7 Leave a comment on paragraph 7 0 “Embrace the field’s history and its critical importance… You may think of your records as simply your own files, but as a community you hold here the documentation of the physical existence of works, of buildings and sites, that is as much a record of human creativity and human interest in the natural world as that produced by any other field of research.”
– Ken Hamma, Independent Consultant
Digital Landscape Forum #1, San Francisco, 2014

8 Leave a comment on paragraph 8 1 Recommendations:

9 Leave a comment on paragraph 9 2 Outreach Efforts (Short-term)
Travel Funds to Promote Attendance at Cross-disciplinary Meetings and Events
To encourage cross-pollination of ideas and information, funds are needed to allow conservation professionals and allied professionals to travel to one another’s meetings and events. AIC and FAIC should review their own meeting funds programs, and consider additional support of cross-disciplinary travel of this nature.

10 Leave a comment on paragraph 10 3 Showcase Digital Activities
To encourage public-facing conservation activities and promote a more digital culture within the profession, digital work should be acknowledged at special events with awards and other forms of recognition (e.g., “Best Public Conservation Website”). Professional organizations should feature the work of their constituencies through promotions that highlight new digital work in the field (e.g., “Top Five” Conservation Training Videos of the Year; “Blog Post of the Month”). These efforts can increase visibility at very low cost.

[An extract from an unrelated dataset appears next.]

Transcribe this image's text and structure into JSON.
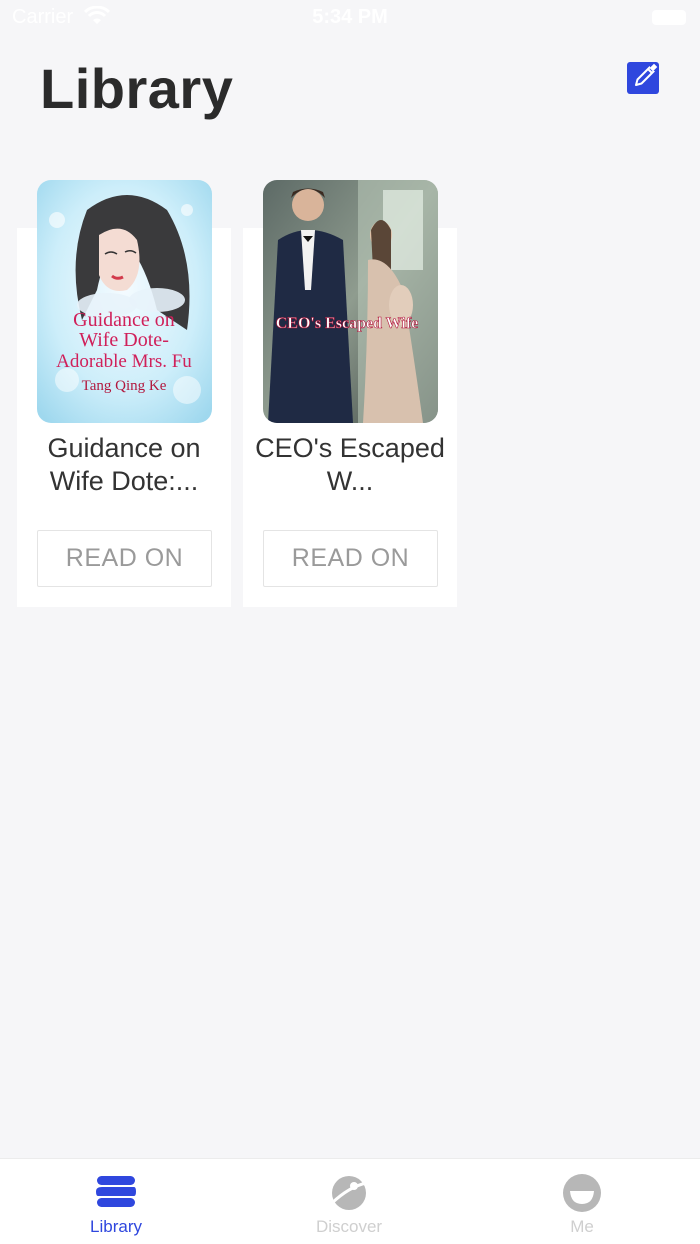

11 Leave a comment on paragraph 11 0 Improve Digital Infrastructure at the AIC Annual Meeting
The AIC annual conference is a major event that highlights research and activities in the profession. The inability to share this event – in real time, over global networks – is a missed opportunity to showcase conservation on a world stage. AIC needs to incorporate more digital capabilities – particularly WiFi – into the infrastructure of its annual meeting to bring greater attention to the profession during this event. AIC, collaborating with FAIC if needed, should approach the community’s vendors and discuss ways they might offset costs so that a more robust technology infrastructure at the annual meeting is possible.

12 Leave a comment on paragraph 12 2 Establish Closer Relationships with Allied Groups (Mid-term)
Many allied organizations and professions have expertise in the digital arena that the conservation community needs. For example, the membership base of the Museum Computer Network and the American Alliance of Museum’s Media and Technology Group have a deep understanding of technology, but little insight into the conservation community and its specific technology issues. Greater interaction between these groups would be of mutual benefit.

13 Leave a comment on paragraph 13 1 As a key organization representing the profession, AIC is best-positioned to contact these groups and formalize a relationship with them on behalf of the conservation community. The formality of these relationships may vary, but one goal should be to establish liaisons between each group. These liaisons would attend each other’s conferences and events, and propose sessions, projects, and activities of mutual interest to their membership bases.

14 Leave a comment on paragraph 14 0 [1] See “Inside the Box: Massachusetts State House Time Capsule Revealed.” Museum of Fine Arts, Boston. http://www.mfa.org/exhibitions/inside-the-box-massachusetts-state-house-time-capsule?gclid=CLWs2Z-358QCFerm7AodiUYAiA and “After the Fall: The Conservation of Tullio Lombardo’s “Adam”.” Metropolitan Museum of Art https://www.youtube.com/watch?v=3oznnP6SkSc. As of this writing, this video has had nearly 30,000 views.)

Source: https://resources.culturalheritage.org/comment/charting-the-digital-landscape-of-the-conservation-profession/increasing-the-visibility-of-the-profession/